Tuesday, November 18, 2014

Coffee vs. Gangs in Honduras

I am cited in the article by Rob Crilly (@robcrilly) on Coffee vs. Gangs in Honduras.
For David, it was the 18th Street Gang who came calling. He started out like so many others, acting as a lookout in his neighborhood, keeping a wary eye out for strangers, other gangs, the police or anything else that caught his attention.
“They get you when you are innocent,” he said. “Then they give you a fashionable watch, a cellphone, some money, clothes. When you are done, you’re 25 years old and at a rank you couldn’t even imagine.”
Go check out the article and read more about Coffee vs. Gangs from Kenco.

Congrats to Tim and his El Salvador Blog

Tim's El Salvador Blog celebrated its ten-year anniversary yesterday.
It's appropriate that I am in El Salvador as I begin writing this post.   I realize that a great many of the topics which have filled the pages of this blog have been present in the past 10 days I spent in the country. 
I participated in events commemorating the 25th anniversary of the massacre of the 6 Jesuits, their housekeeper and her daughter.   It's one of many anniversaries of massacres I have blogged about, and all of those persons who gave the orders for those massacres have never faced any form of judgment.   Impunity is a word I have used often in this blog.
Another ongoing blog theme is migration. I casually talked yesterday in English with men who had been deported from the US after living there for many years.  I heard the stories of the center where El Salvador processes children deported from Mexico.   I passed by many "remittance houses" built with money coming from the US and elsewhere.
Thank you Tim for helping us all understand El Salvador a little better and for inspiring me to start blogging as well.

Here's to the next ten years.

Monday, November 17, 2014

It wasn't just Ellacuria and the Jesuits who were targeted that night in El Salvador

Following a number of posts on the 25th anniversary of the martyrs in El Salvador, I planned to write a post today reminding people that it wasn't just Ignacio Ellacuria and the other Jesuits at the Central American University who were targeted in November 1989.

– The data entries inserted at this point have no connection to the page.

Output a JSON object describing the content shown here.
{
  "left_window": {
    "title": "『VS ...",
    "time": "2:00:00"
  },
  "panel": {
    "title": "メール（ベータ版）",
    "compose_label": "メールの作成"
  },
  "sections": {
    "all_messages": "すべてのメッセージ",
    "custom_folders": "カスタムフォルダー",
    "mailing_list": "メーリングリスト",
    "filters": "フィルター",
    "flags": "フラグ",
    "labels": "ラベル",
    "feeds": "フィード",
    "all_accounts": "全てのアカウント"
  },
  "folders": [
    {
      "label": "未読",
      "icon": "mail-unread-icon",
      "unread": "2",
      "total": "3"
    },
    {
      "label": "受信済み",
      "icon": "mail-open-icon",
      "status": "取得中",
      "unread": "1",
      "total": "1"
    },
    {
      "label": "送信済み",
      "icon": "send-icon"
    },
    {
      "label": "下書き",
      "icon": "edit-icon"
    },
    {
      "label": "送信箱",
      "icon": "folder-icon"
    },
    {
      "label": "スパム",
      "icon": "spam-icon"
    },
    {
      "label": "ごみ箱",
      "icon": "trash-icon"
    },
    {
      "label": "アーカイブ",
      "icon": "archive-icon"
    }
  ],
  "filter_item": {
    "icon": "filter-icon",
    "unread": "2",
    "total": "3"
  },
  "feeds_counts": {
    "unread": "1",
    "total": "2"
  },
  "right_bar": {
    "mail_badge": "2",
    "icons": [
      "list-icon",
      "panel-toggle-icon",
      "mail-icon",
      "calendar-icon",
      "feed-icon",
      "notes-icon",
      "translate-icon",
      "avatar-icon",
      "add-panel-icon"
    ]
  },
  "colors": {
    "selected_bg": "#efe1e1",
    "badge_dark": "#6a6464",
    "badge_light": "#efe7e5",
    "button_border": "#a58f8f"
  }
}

When the FMLN launched its second final offensive on November 11th, the Army High Command appears to have had a list of several individuals who they sought to liquidate in the midst of the violence. The list included leaders of the civilian opposition who had relatively recently returned to the country to participate in the 1988 and 1989 elections as well as other religious who had been working to end the violence in the country.

Last night, Tim republished the Subversive Cross which he initially posted on November 16, 2009.
On November 16, 1989, that same fateful day in El Salvador when the Jesuits were murdered, Lutheran Bishop Medardo Gomez was also targeted by the military. For Bishop Gomez and his Lutheran church were also voices who denounced the injustice they saw in Salvadoran society. They were deemed to be subversives by the government for siding with the poor and doing such radical things as operating a refugee camp for families fleeing the armed conflict, or for teaching the poor that they were entitled to equal human rights with the rich and powerful.
You know the government's view of your church when it sets up a machine gun post directly across the street from your church, your church named Resurrection Church – the church of Easter, and the machine gun is always aimed at the front door of the church. 
Go over to Tim's page to read the entire post.

The other intended victims of the army in mid-November, including Bishop Gomez, took refuge in Embassies scattered throughout the capital. As a result, they survived. The Salvadoran Jesuits thought that they were safe on the campus as the army had already searched the UCA and had it surrounded.

So while it is important that we remember the work of the Jesuits and why they died, it is also important to remember that they were not the only ones who were targeted that week. The Salvadoran High Command was prepared to wipe out nearly all civilian opposition figures that they deemed a threat.